┌─ DATA SHOWN
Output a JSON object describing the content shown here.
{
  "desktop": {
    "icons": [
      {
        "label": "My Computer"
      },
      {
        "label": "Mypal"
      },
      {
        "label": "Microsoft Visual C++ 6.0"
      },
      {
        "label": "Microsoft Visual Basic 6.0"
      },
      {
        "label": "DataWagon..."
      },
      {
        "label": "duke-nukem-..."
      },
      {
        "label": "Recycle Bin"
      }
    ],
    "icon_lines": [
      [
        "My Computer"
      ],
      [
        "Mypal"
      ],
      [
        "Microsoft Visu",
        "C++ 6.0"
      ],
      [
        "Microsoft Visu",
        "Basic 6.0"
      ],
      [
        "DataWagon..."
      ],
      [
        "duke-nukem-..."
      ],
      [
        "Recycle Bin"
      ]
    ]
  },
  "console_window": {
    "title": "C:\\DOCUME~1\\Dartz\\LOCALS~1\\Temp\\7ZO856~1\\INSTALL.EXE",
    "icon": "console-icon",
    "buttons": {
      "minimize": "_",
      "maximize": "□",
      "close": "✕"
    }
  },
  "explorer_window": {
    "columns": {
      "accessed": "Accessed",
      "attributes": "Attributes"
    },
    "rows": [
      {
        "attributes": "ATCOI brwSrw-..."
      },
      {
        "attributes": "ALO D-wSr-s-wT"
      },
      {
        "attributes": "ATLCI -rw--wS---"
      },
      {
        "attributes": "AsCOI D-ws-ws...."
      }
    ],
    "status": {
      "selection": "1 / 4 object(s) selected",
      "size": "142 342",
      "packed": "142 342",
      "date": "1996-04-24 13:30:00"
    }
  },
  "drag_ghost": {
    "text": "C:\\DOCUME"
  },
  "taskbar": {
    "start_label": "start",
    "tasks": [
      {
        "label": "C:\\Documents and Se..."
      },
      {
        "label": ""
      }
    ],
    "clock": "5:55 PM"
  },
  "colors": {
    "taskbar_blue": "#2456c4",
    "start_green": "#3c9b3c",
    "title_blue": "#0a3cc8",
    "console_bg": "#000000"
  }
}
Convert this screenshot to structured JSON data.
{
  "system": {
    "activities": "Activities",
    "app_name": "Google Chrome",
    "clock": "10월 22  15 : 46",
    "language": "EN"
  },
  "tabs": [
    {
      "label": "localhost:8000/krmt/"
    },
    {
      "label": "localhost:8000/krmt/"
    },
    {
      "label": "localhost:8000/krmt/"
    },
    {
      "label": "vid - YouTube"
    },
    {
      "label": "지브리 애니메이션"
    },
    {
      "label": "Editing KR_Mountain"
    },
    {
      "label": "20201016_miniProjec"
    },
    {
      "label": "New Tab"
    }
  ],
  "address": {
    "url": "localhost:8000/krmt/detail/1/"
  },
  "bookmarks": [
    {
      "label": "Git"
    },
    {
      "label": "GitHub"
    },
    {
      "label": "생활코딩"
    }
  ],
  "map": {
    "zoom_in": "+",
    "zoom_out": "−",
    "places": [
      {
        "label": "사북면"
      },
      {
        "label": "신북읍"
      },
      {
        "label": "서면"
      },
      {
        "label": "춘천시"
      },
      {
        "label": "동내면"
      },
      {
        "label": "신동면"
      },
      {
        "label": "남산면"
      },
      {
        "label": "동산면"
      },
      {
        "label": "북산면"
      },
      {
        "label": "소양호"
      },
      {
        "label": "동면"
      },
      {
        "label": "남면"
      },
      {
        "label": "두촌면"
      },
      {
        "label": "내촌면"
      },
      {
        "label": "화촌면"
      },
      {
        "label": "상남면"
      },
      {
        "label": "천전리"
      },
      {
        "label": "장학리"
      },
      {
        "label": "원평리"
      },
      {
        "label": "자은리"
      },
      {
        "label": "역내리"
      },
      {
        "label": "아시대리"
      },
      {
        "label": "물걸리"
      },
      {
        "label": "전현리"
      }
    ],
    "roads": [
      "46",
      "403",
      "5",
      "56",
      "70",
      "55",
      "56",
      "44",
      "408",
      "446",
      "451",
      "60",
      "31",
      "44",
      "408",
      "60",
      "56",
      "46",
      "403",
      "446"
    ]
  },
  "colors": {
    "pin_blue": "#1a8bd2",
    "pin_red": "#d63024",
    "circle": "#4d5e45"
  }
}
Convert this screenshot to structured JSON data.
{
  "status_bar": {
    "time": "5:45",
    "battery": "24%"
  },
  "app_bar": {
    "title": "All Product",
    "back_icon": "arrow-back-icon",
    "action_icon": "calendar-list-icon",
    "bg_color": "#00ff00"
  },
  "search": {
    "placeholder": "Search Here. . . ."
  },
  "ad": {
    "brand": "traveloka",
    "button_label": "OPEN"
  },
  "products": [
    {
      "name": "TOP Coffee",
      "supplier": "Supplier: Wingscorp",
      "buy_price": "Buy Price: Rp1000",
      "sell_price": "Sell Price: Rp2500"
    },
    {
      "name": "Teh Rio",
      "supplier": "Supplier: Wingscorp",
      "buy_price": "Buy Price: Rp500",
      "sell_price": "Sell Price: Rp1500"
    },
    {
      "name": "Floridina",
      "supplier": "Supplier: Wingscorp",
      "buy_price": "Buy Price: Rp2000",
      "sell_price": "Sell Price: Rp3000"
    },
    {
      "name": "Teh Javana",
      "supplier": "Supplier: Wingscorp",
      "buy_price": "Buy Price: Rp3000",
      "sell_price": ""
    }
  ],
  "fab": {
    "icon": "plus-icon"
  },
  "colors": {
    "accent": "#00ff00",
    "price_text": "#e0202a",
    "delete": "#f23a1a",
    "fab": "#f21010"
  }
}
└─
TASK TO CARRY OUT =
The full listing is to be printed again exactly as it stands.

WRITTEN SOLUTION =
Output a JSON object describing the content shown here.
{
  "desktop": {
    "icons": [
      {
        "label": "My Computer"
      },
      {
        "label": "Mypal"
      },
      {
        "label": "Microsoft Visual C++ 6.0"
      },
      {
        "label": "Microsoft Visual Basic 6.0"
      },
      {
        "label": "DataWagon..."
      },
      {
        "label": "duke-nukem-..."
      },
      {
        "label": "Recycle Bin"
      }
    ],
    "icon_lines": [
      [
        "My Computer"
      ],
      [
        "Mypal"
      ],
      [
        "Microsoft Visu",
        "C++ 6.0"
      ],
      [
        "Microsoft Visu",
        "Basic 6.0"
      ],
      [
        "DataWagon..."
      ],
      [
        "duke-nukem-..."
      ],
      [
        "Recycle Bin"
      ]
    ]
  },
  "console_window": {
    "title": "C:\\DOCUME~1\\Dartz\\LOCALS~1\\Temp\\7ZO856~1\\INSTALL.EXE",
    "icon": "console-icon",
    "buttons": {
      "minimize": "_",
      "maximize": "□",
      "close": "✕"
    }
  },
  "explorer_window": {
    "columns": {
      "accessed": "Accessed",
      "attributes": "Attributes"
    },
    "rows": [
      {
        "attributes": "ATCOI brwSrw-..."
      },
      {
        "attributes": "ALO D-wSr-s-wT"
      },
      {
        "attributes": "ATLCI -rw--wS---"
      },
      {
        "attributes": "AsCOI D-ws-ws...."
      }
    ],
    "status": {
      "selection": "1 / 4 object(s) selected",
      "size": "142 342",
      "packed": "142 342",
      "date": "1996-04-24 13:30:00"
    }
  },
  "drag_ghost": {
    "text": "C:\\DOCUME"
  },
  "taskbar": {
    "start_label": "start",
    "tasks": [
      {
        "label": "C:\\Documents and Se..."
      },
      {
        "label": ""
      }
    ],
    "clock": "5:55 PM"
  },
  "colors": {
    "taskbar_blue": "#2456c4",
    "start_green": "#3c9b3c",
    "title_blue": "#0a3cc8",
    "console_bg": "#000000"
  }
}
Convert this screenshot to structured JSON data.
{
  "system": {
    "activities": "Activities",
    "app_name": "Google Chrome",
    "clock": "10월 22  15 : 46",
    "language": "EN"
  },
  "tabs": [
    {
      "label": "localhost:8000/krmt/"
    },
    {
      "label": "localhost:8000/krmt/"
    },
    {
      "label": "localhost:8000/krmt/"
    },
    {
      "label": "vid - YouTube"
    },
    {
      "label": "지브리 애니메이션"
    },
    {
      "label": "Editing KR_Mountain"
    },
    {
      "label": "20201016_miniProjec"
    },
    {
      "label": "New Tab"
    }
  ],
  "address": {
    "url": "localhost:8000/krmt/detail/1/"
  },
  "bookmarks": [
    {
      "label": "Git"
    },
    {
      "label": "GitHub"
    },
    {
      "label": "생활코딩"
    }
  ],
  "map": {
    "zoom_in": "+",
    "zoom_out": "−",
    "places": [
      {
        "label": "사북면"
      },
      {
        "label": "신북읍"
      },
      {
        "label": "서면"
      },
      {
        "label": "춘천시"
      },
      {
        "label": "동내면"
      },
      {
        "label": "신동면"
      },
      {
        "label": "남산면"
      },
      {
        "label": "동산면"
      },
      {
        "label": "북산면"
      },
      {
        "label": "소양호"
      },
      {
        "label": "동면"
      },
      {
        "label": "남면"
      },
      {
        "label": "두촌면"
      },
      {
        "label": "내촌면"
      },
      {
        "label": "화촌면"
      },
      {
        "label": "상남면"
      },
      {
        "label": "천전리"
      },
      {
        "label": "장학리"
      },
      {
        "label": "원평리"
      },
      {
        "label": "자은리"
      },
      {
        "label": "역내리"
      },
      {
        "label": "아시대리"
      },
      {
        "label": "물걸리"
      },
      {
        "label": "전현리"
      }
    ],
    "roads": [
      "46",
      "403",
      "5",
      "56",
      "70",
      "55",
      "56",
      "44",
      "408",
      "446",
      "451",
      "60",
      "31",
      "44",
      "408",
      "60",
      "56",
      "46",
      "403",
      "446"
    ]
  },
  "colors": {
    "pin_blue": "#1a8bd2",
    "pin_red": "#d63024",
    "circle": "#4d5e45"
  }
}
Convert this screenshot to structured JSON data.
{
  "status_bar": {
    "time": "5:45",
    "battery": "24%"
  },
  "app_bar": {
    "title": "All Product",
    "back_icon": "arrow-back-icon",
    "action_icon": "calendar-list-icon",
    "bg_color": "#00ff00"
  },
  "search": {
    "placeholder": "Search Here. . . ."
  },
  "ad": {
    "brand": "traveloka",
    "button_label": "OPEN"
  },
  "products": [
    {
      "name": "TOP Coffee",
      "supplier": "Supplier: Wingscorp",
      "buy_price": "Buy Price: Rp1000",
      "sell_price": "Sell Price: Rp2500"
    },
    {
      "name": "Teh Rio",
      "supplier": "Supplier: Wingscorp",
      "buy_price": "Buy Price: Rp500",
      "sell_price": "Sell Price: Rp1500"
    },
    {
      "name": "Floridina",
      "supplier": "Supplier: Wingscorp",
      "buy_price": "Buy Price: Rp2000",
      "sell_price": "Sell Price: Rp3000"
    },
    {
      "name": "Teh Javana",
      "supplier": "Supplier: Wingscorp",
      "buy_price": "Buy Price: Rp3000",
      "sell_price": ""
    }
  ],
  "fab": {
    "icon": "plus-icon"
  },
  "colors": {
    "accent": "#00ff00",
    "price_text": "#e0202a",
    "delete": "#f23a1a",
    "fab": "#f21010"
  }
}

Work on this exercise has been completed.